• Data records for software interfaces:
=== Section Start ===

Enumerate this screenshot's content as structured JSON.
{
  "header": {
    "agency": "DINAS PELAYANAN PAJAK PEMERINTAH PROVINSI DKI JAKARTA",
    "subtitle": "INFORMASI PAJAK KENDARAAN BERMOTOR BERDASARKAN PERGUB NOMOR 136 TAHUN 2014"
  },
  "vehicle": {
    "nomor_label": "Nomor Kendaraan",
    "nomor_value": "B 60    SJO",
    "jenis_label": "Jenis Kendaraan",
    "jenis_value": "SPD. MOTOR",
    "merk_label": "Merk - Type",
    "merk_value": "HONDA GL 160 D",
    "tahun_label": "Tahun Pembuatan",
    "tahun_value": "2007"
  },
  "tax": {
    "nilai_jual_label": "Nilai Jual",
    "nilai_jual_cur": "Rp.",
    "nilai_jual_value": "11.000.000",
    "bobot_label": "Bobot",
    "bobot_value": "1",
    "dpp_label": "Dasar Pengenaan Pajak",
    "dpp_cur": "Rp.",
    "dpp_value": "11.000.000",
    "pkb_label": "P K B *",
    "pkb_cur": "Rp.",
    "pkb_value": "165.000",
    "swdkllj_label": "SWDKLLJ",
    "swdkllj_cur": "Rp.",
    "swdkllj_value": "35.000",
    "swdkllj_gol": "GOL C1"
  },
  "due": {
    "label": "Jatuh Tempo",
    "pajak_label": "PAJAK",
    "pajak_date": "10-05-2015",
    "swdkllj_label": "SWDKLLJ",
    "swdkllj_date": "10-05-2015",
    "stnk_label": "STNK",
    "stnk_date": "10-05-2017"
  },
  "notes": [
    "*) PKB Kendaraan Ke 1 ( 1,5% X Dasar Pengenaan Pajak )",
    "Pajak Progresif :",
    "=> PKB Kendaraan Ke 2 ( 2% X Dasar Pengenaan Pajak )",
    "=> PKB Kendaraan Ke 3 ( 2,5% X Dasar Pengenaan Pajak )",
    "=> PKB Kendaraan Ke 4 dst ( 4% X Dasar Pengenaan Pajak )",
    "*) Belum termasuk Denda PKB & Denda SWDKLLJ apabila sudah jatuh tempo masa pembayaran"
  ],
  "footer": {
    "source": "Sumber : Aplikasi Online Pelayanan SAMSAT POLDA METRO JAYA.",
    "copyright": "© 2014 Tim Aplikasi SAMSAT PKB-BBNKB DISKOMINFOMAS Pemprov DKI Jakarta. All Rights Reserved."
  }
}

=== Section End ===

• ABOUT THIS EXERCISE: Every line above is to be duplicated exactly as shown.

• RESPONSE BOX:
Enumerate this screenshot's content as structured JSON.
{
  "header": {
    "agency": "DINAS PELAYANAN PAJAK PEMERINTAH PROVINSI DKI JAKARTA",
    "subtitle": "INFORMASI PAJAK KENDARAAN BERMOTOR BERDASARKAN PERGUB NOMOR 136 TAHUN 2014"
  },
  "vehicle": {
    "nomor_label": "Nomor Kendaraan",
    "nomor_value": "B 60    SJO",
    "jenis_label": "Jenis Kendaraan",
    "jenis_value": "SPD. MOTOR",
    "merk_label": "Merk - Type",
    "merk_value": "HONDA GL 160 D",
    "tahun_label": "Tahun Pembuatan",
    "tahun_value": "2007"
  },
  "tax": {
    "nilai_jual_label": "Nilai Jual",
    "nilai_jual_cur": "Rp.",
    "nilai_jual_value": "11.000.000",
    "bobot_label": "Bobot",
    "bobot_value": "1",
    "dpp_label": "Dasar Pengenaan Pajak",
    "dpp_cur": "Rp.",
    "dpp_value": "11.000.000",
    "pkb_label": "P K B *",
    "pkb_cur": "Rp.",
    "pkb_value": "165.000",
    "swdkllj_label": "SWDKLLJ",
    "swdkllj_cur": "Rp.",
    "swdkllj_value": "35.000",
    "swdkllj_gol": "GOL C1"
  },
  "due": {
    "label": "Jatuh Tempo",
    "pajak_label": "PAJAK",
    "pajak_date": "10-05-2015",
    "swdkllj_label": "SWDKLLJ",
    "swdkllj_date": "10-05-2015",
    "stnk_label": "STNK",
    "stnk_date": "10-05-2017"
  },
  "notes": [
    "*) PKB Kendaraan Ke 1 ( 1,5% X Dasar Pengenaan Pajak )",
    "Pajak Progresif :",
    "=> PKB Kendaraan Ke 2 ( 2% X Dasar Pengenaan Pajak )",
    "=> PKB Kendaraan Ke 3 ( 2,5% X Dasar Pengenaan Pajak )",
    "=> PKB Kendaraan Ke 4 dst ( 4% X Dasar Pengenaan Pajak )",
    "*) Belum termasuk Denda PKB & Denda SWDKLLJ apabila sudah jatuh tempo masa pembayaran"
  ],
  "footer": {
    "source": "Sumber : Aplikasi Online Pelayanan SAMSAT POLDA METRO JAYA.",
    "copyright": "© 2014 Tim Aplikasi SAMSAT PKB-BBNKB DISKOMINFOMAS Pemprov DKI Jakarta. All Rights Reserved."
  }
}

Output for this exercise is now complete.